Family trade accusations as widow seeks to dissolve trust that owns her farm.

A family is fighting over a $20 million Waiheke Island farm, with its elderly matriarch alleging she was unduly influenced when setting up the trust that now owns the property.

The battle, which centres on a 300ha coastal property, has been described as a sad affair by one of the lawyers involved.

Diana Perkins Goldman bought the property with her now-deceased husband, Philip, in the 1970s.

It is understood the 88-year-old widow still lives on the farm, which has a private beach on the northern side of the Hauraki Gulf island.


Mr and Mrs Goldman had no children but many nieces and nephews on both sides of their marriage.

Mrs Goldman, until February 2013, held the shares of the company which owns the multi-million dollar property.

The octogenarian then gifted the shares to a family trust she had set up the previous September, when she also signed a new will.

Those responsible for managing the trust included her niece Christine Perkins and a trustee company.

But Mrs Goldman has filed a High Court lawsuit against Ms Perkins, her great-nephew Thomas Lane and the trustee company.

She alleges Ms Perkins and Mr Lane had influence over her when she set up the trust, signed her new will and made the share transactions.

Mrs Goldman, in her court action, wants the trust dissolved.

Ms Perkins and Mr Lane deny the allegations. They argue Mrs Goldman is mentally incapacitated and, in turn, has come under the influence of those who will benefit from the trust being dissolved.

They allege that such people include Robert Goldman - a nephew on Philip's side of the family - and the widow's live-in housekeeper.

A trial date for the case has not been set.

Less than a month after Mrs Goldman launched the court action, she appointed a litigation guardian because she has mild dementia and short-term memory trouble.

At the time, Mrs Goldman said she was happy for her long-term lawyer, Lewis Grant, to be this guardian and believed he would do the right thing to regain control of her assets.

But Mr Lane last month attempted to remove Mr Grant from that position, arguing his appointment was incorrectly made.

He also argued that Mr Grant had conflicting interests because his law firm was involved in the case and therefore had a financial interest in it continuing as long as possible.

Justice Kit Toogood rejected that point and said there was no evidence that Mr Grant was acting improperly or not in Mrs Goldman's interests.

Mr Lane also claimed Mr Grant was conflicted because he represents the farm's neighbours and that Mrs Goldman apparently wanted the property sold to them.

Justice Toogood said this was entirely speculative and irrelevant.

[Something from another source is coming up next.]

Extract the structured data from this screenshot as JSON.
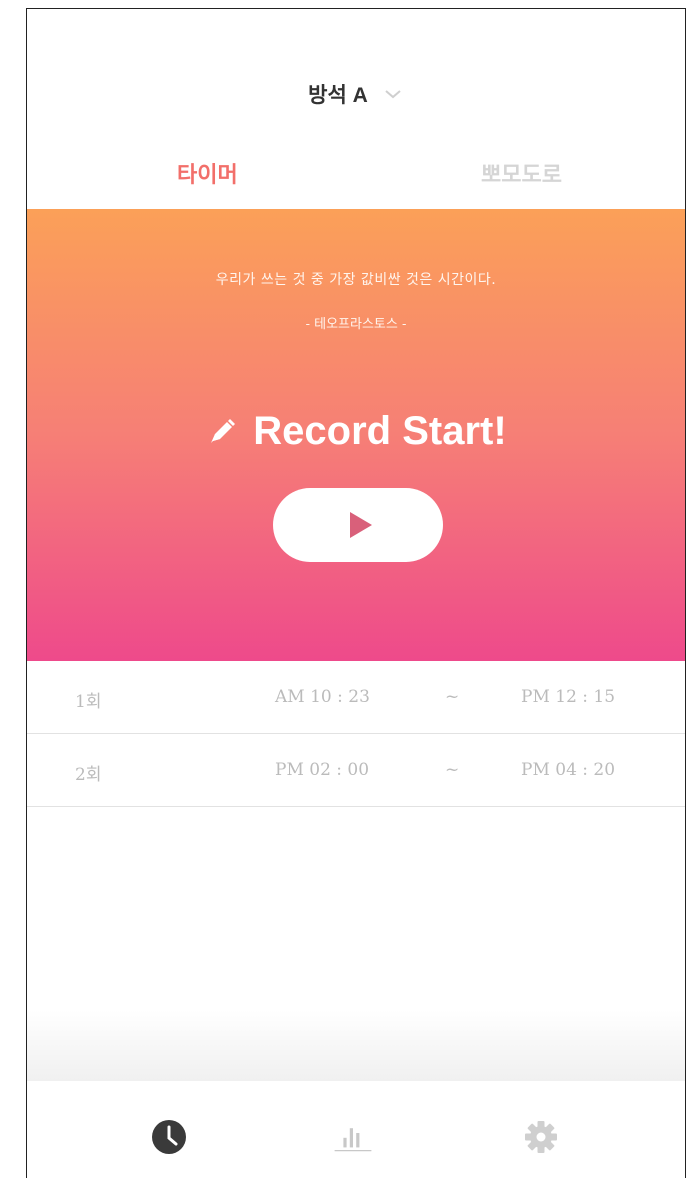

"Mr Lane carried the onus of demonstrating that it is in Mrs Goldman's interests that the litigation guardian should be removed. The grounds advanced in this case fall well short of the threshold of proof," the judge said when dismissing the bid.

Both Mr Lane's and Ms Perkins' lawyers said their clients strongly denied the allegations but would not be commenting further.

"It's a sad matter, it's a family matter and she won't be making any other comment and neither will I," said Ms Perkins' lawyer, Kate Davenport QC.

Lawyers for Robert and Diane Goldman said they were not in a position to make any comment.